● **EXERCISE DIRECTIONS**
Could you write out the records below exactly as they appear, leaving out any pictures?

● **DATA**
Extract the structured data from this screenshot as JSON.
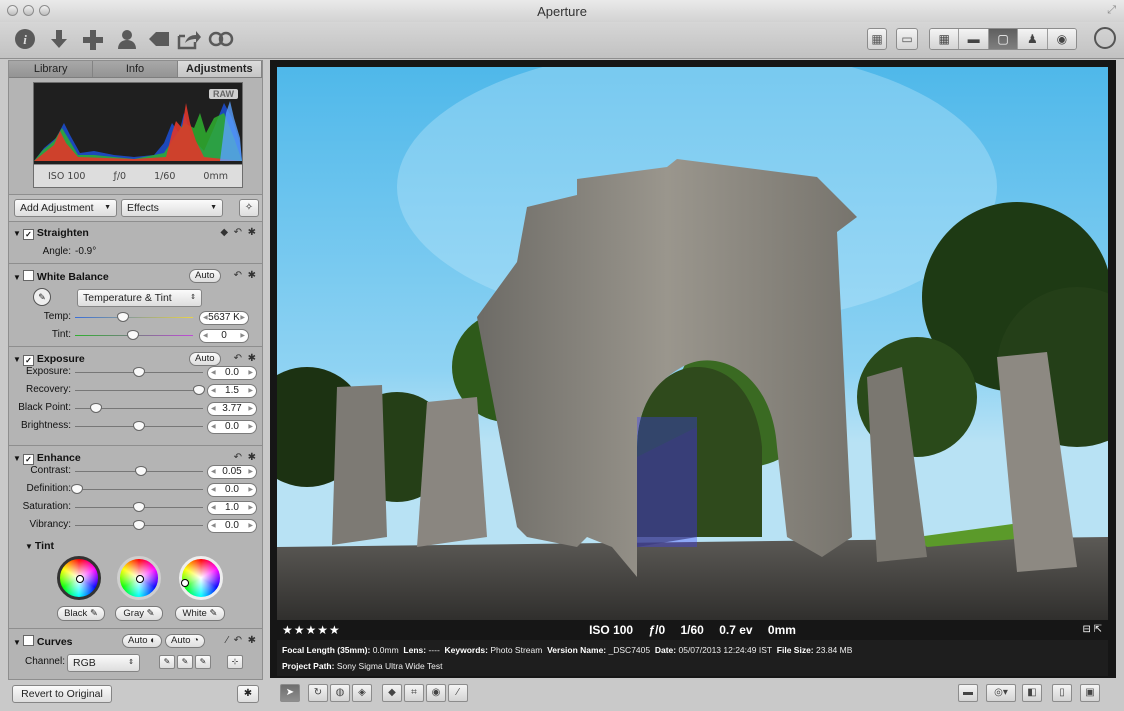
{
  "window": {
    "title": "Aperture"
  },
  "toolbar": {
    "left_icons": [
      "info-icon",
      "import-icon",
      "new-icon",
      "faces-icon",
      "keywords-icon",
      "share-icon",
      "viewer-mode-icon"
    ],
    "layout_buttons": [
      "browser-icon",
      "viewer-icon"
    ],
    "view_modes": [
      "grid-icon",
      "filmstrip-icon",
      "viewer-only-icon",
      "faces-icon",
      "places-icon"
    ]
  },
  "inspector": {
    "tabs": [
      "Library",
      "Info",
      "Adjustments"
    ],
    "selected_tab": "Adjustments",
    "histogram": {
      "badge": "RAW",
      "iso": "ISO 100",
      "aperture": "ƒ/0",
      "shutter": "1/60",
      "focal": "0mm"
    },
    "add_adjustment": "Add Adjustment",
    "effects": "Effects",
    "straighten": {
      "title": "Straighten",
      "angle_label": "Angle:",
      "angle_value": "-0.9°"
    },
    "white_balance": {
      "title": "White Balance",
      "auto": "Auto",
      "mode": "Temperature & Tint",
      "temp_label": "Temp:",
      "temp_value": "5637 K",
      "tint_label": "Tint:",
      "tint_value": "0"
    },
    "exposure": {
      "title": "Exposure",
      "auto": "Auto",
      "rows": [
        {
          "label": "Exposure:",
          "value": "0.0",
          "pos": 0.5
        },
        {
          "label": "Recovery:",
          "value": "1.5",
          "pos": 0.98
        },
        {
          "label": "Black Point:",
          "value": "3.77",
          "pos": 0.15
        },
        {
          "label": "Brightness:",
          "value": "0.0",
          "pos": 0.5
        }
      ]
    },
    "enhance": {
      "title": "Enhance",
      "rows": [
        {
          "label": "Contrast:",
          "value": "0.05",
          "pos": 0.52
        },
        {
          "label": "Definition:",
          "value": "0.0",
          "pos": 0.0
        },
        {
          "label": "Saturation:",
          "value": "1.0",
          "pos": 0.5
        },
        {
          "label": "Vibrancy:",
          "value": "0.0",
          "pos": 0.5
        }
      ],
      "tint_title": "Tint",
      "black": "Black",
      "gray": "Gray",
      "white": "White"
    },
    "curves": {
      "title": "Curves",
      "auto1": "Auto",
      "auto2": "Auto",
      "channel_label": "Channel:",
      "channel_value": "RGB"
    },
    "revert": "Revert to Original"
  },
  "viewer": {
    "rating": "★★★★★",
    "exif": {
      "iso": "ISO 100",
      "aperture": "ƒ/0",
      "shutter": "1/60",
      "ev": "0.7 ev",
      "focal": "0mm"
    },
    "metadata": {
      "focal_label": "Focal Length (35mm):",
      "focal_value": "0.0mm",
      "lens_label": "Lens:",
      "lens_value": "----",
      "keywords_label": "Keywords:",
      "keywords_value": "Photo Stream",
      "version_label": "Version Name:",
      "version_value": "_DSC7405",
      "date_label": "Date:",
      "date_value": "05/07/2013 12:24:49 IST",
      "size_label": "File Size:",
      "size_value": "23.84 MB",
      "project_label": "Project Path:",
      "project_value": "Sony Sigma Ultra Wide Test"
    }
  },
  "bottom_tools": [
    "select-tool-icon",
    "rotate-tool-icon",
    "retouch-tool-icon",
    "lift-stamp-icon",
    "straighten-tool-icon",
    "crop-tool-icon",
    "red-eye-tool-icon",
    "brush-tool-icon"
  ],
  "colors": {
    "panel": "#b4b4b4",
    "viewer_bg": "#161616",
    "sky": "#4fb8ea"
  }
}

● **YOUR SOLUTION**
Extract the structured data from this screenshot as JSON.
{
  "window": {
    "title": "Aperture"
  },
  "toolbar": {
    "left_icons": [
      "info-icon",
      "import-icon",
      "new-icon",
      "faces-icon",
      "keywords-icon",
      "share-icon",
      "viewer-mode-icon"
    ],
    "layout_buttons": [
      "browser-icon",
      "viewer-icon"
    ],
    "view_modes": [
      "grid-icon",
      "filmstrip-icon",
      "viewer-only-icon",
      "faces-icon",
      "places-icon"
    ]
  },
  "inspector": {
    "tabs": [
      "Library",
      "Info",
      "Adjustments"
    ],
    "selected_tab": "Adjustments",
    "histogram": {
      "badge": "RAW",
      "iso": "ISO 100",
      "aperture": "ƒ/0",
      "shutter": "1/60",
      "focal": "0mm"
    },
    "add_adjustment": "Add Adjustment",
    "effects": "Effects",
    "straighten": {
      "title": "Straighten",
      "angle_label": "Angle:",
      "angle_value": "-0.9°"
    },
    "white_balance": {
      "title": "White Balance",
      "auto": "Auto",
      "mode": "Temperature & Tint",
      "temp_label": "Temp:",
      "temp_value": "5637 K",
      "tint_label": "Tint:",
      "tint_value": "0"
    },
    "exposure": {
      "title": "Exposure",
      "auto": "Auto",
      "rows": [
        {
          "label": "Exposure:",
          "value": "0.0",
          "pos": 0.5
        },
        {
          "label": "Recovery:",
          "value": "1.5",
          "pos": 0.98
        },
        {
          "label": "Black Point:",
          "value": "3.77",
          "pos": 0.15
        },
        {
          "label": "Brightness:",
          "value": "0.0",
          "pos": 0.5
        }
      ]
    },
    "enhance": {
      "title": "Enhance",
      "rows": [
        {
          "label": "Contrast:",
          "value": "0.05",
          "pos": 0.52
        },
        {
          "label": "Definition:",
          "value": "0.0",
          "pos": 0.0
        },
        {
          "label": "Saturation:",
          "value": "1.0",
          "pos": 0.5
        },
        {
          "label": "Vibrancy:",
          "value": "0.0",
          "pos": 0.5
        }
      ],
      "tint_title": "Tint",
      "black": "Black",
      "gray": "Gray",
      "white": "White"
    },
    "curves": {
      "title": "Curves",
      "auto1": "Auto",
      "auto2": "Auto",
      "channel_label": "Channel:",
      "channel_value": "RGB"
    },
    "revert": "Revert to Original"
  },
  "viewer": {
    "rating": "★★★★★",
    "exif": {
      "iso": "ISO 100",
      "aperture": "ƒ/0",
      "shutter": "1/60",
      "ev": "0.7 ev",
      "focal": "0mm"
    },
    "metadata": {
      "focal_label": "Focal Length (35mm):",
      "focal_value": "0.0mm",
      "lens_label": "Lens:",
      "lens_value": "----",
      "keywords_label": "Keywords:",
      "keywords_value": "Photo Stream",
      "version_label": "Version Name:",
      "version_value": "_DSC7405",
      "date_label": "Date:",
      "date_value": "05/07/2013 12:24:49 IST",
      "size_label": "File Size:",
      "size_value": "23.84 MB",
      "project_label": "Project Path:",
      "project_value": "Sony Sigma Ultra Wide Test"
    }
  },
  "bottom_tools": [
    "select-tool-icon",
    "rotate-tool-icon",
    "retouch-tool-icon",
    "lift-stamp-icon",
    "straighten-tool-icon",
    "crop-tool-icon",
    "red-eye-tool-icon",
    "brush-tool-icon"
  ],
  "colors": {
    "panel": "#b4b4b4",
    "viewer_bg": "#161616",
    "sky": "#4fb8ea"
  }
}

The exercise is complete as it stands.